=== Section Start ===

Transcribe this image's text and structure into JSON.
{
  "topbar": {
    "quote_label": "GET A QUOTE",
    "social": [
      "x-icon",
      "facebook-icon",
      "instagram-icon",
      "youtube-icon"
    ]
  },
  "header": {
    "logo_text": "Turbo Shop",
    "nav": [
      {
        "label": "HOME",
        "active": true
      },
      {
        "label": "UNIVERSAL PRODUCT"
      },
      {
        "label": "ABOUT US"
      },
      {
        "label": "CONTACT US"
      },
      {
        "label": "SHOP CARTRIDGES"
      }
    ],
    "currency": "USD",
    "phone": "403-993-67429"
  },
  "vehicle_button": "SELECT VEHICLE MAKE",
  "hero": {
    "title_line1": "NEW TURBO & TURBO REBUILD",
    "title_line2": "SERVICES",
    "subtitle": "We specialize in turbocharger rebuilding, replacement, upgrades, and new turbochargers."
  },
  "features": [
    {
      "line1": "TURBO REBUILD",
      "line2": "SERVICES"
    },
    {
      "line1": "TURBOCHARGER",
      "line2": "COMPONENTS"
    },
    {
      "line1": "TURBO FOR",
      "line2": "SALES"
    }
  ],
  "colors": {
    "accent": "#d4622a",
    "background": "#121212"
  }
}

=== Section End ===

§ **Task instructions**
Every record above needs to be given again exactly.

§ **Reply**
Transcribe this image's text and structure into JSON.
{
  "topbar": {
    "quote_label": "GET A QUOTE",
    "social": [
      "x-icon",
      "facebook-icon",
      "instagram-icon",
      "youtube-icon"
    ]
  },
  "header": {
    "logo_text": "Turbo Shop",
    "nav": [
      {
        "label": "HOME",
        "active": true
      },
      {
        "label": "UNIVERSAL PRODUCT"
      },
      {
        "label": "ABOUT US"
      },
      {
        "label": "CONTACT US"
      },
      {
        "label": "SHOP CARTRIDGES"
      }
    ],
    "currency": "USD",
    "phone": "403-993-67429"
  },
  "vehicle_button": "SELECT VEHICLE MAKE",
  "hero": {
    "title_line1": "NEW TURBO & TURBO REBUILD",
    "title_line2": "SERVICES",
    "subtitle": "We specialize in turbocharger rebuilding, replacement, upgrades, and new turbochargers."
  },
  "features": [
    {
      "line1": "TURBO REBUILD",
      "line2": "SERVICES"
    },
    {
      "line1": "TURBOCHARGER",
      "line2": "COMPONENTS"
    },
    {
      "line1": "TURBO FOR",
      "line2": "SALES"
    }
  ],
  "colors": {
    "accent": "#d4622a",
    "background": "#121212"
  }
}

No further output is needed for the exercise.